[TRY IT]
Go through the entries below, count every line with the string "Updated", and answer with only that number.
··· DATA FOR THIS EXERCISE ···
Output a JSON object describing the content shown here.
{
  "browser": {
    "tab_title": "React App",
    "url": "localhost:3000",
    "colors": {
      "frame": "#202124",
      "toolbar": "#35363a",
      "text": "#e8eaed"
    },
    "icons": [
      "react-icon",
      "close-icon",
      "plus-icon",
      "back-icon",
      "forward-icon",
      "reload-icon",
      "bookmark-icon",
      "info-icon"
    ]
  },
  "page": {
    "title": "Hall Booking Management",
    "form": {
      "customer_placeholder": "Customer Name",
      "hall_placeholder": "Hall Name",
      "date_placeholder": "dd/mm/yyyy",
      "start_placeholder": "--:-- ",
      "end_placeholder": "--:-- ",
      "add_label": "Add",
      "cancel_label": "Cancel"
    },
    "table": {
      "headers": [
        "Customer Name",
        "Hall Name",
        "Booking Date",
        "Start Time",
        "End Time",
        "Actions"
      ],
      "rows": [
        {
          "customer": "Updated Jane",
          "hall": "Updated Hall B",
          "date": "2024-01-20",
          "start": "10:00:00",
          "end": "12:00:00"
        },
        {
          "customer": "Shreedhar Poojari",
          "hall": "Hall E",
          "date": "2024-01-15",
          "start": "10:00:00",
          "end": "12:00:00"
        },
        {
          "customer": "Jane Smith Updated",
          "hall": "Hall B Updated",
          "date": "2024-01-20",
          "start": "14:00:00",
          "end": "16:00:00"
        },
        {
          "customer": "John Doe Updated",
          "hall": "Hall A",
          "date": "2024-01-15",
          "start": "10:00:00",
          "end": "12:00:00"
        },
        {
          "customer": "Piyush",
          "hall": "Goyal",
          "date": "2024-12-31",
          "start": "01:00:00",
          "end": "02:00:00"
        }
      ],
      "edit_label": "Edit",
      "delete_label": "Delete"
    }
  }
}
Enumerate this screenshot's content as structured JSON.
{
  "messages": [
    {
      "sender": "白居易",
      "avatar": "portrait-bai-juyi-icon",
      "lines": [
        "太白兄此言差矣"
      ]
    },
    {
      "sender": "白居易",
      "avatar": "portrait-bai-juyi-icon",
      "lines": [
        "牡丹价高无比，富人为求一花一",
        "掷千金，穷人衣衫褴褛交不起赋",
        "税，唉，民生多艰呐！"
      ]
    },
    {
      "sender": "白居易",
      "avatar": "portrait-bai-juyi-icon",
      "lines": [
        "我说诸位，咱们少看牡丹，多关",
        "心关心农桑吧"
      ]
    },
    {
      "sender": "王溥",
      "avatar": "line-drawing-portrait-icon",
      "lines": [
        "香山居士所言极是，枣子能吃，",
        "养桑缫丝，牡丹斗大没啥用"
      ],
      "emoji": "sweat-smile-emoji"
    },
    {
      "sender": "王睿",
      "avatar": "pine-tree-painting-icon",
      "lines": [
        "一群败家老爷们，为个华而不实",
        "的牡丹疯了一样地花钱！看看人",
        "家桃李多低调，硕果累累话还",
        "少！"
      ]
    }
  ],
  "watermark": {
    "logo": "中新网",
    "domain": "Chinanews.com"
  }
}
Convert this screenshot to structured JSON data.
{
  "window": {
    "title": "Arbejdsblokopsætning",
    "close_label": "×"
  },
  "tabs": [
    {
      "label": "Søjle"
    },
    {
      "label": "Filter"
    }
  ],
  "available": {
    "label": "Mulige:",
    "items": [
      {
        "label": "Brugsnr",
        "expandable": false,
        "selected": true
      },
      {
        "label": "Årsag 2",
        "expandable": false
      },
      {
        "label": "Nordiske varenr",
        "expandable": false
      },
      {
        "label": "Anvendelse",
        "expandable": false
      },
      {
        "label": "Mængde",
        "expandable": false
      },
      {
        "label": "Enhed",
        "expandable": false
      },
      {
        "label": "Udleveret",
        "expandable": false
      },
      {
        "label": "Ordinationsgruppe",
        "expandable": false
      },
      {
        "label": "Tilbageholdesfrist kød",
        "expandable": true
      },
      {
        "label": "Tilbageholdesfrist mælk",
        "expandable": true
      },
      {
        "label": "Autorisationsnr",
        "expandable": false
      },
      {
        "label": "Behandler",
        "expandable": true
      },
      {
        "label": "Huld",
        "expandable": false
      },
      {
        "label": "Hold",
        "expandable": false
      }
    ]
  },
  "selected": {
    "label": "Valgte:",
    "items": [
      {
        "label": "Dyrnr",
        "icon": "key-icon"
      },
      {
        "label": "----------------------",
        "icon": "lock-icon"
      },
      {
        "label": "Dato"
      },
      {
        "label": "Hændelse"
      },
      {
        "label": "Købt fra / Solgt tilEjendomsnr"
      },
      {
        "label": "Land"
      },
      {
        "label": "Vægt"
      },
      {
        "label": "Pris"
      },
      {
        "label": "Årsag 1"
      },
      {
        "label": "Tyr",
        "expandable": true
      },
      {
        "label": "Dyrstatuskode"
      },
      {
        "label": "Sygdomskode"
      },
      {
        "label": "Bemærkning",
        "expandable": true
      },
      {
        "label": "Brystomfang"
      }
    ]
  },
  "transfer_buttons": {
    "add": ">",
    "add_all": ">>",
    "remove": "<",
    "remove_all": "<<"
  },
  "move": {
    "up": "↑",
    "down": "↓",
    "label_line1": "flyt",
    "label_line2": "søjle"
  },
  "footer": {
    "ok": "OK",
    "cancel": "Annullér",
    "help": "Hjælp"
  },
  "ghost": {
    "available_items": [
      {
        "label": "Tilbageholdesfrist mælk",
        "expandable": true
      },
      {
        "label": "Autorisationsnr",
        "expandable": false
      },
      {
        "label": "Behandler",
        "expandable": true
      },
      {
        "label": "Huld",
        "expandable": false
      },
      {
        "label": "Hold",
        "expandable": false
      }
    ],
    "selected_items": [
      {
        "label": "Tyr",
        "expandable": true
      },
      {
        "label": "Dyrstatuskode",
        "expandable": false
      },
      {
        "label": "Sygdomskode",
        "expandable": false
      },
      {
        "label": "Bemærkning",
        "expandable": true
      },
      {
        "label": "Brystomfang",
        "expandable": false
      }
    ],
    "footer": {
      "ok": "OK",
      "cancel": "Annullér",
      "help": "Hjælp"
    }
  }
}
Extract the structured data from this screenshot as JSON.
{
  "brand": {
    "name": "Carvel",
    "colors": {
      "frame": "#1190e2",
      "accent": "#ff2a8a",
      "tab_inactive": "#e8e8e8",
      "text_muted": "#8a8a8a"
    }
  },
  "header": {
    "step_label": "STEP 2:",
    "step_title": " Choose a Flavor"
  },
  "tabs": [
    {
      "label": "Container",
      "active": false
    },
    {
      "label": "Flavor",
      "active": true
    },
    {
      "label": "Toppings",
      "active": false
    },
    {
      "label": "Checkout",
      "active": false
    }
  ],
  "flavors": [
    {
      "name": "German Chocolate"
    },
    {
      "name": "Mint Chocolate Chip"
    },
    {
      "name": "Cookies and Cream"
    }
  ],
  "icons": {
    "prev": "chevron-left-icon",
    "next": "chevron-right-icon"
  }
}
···
[REPLY TO THE TASK]
5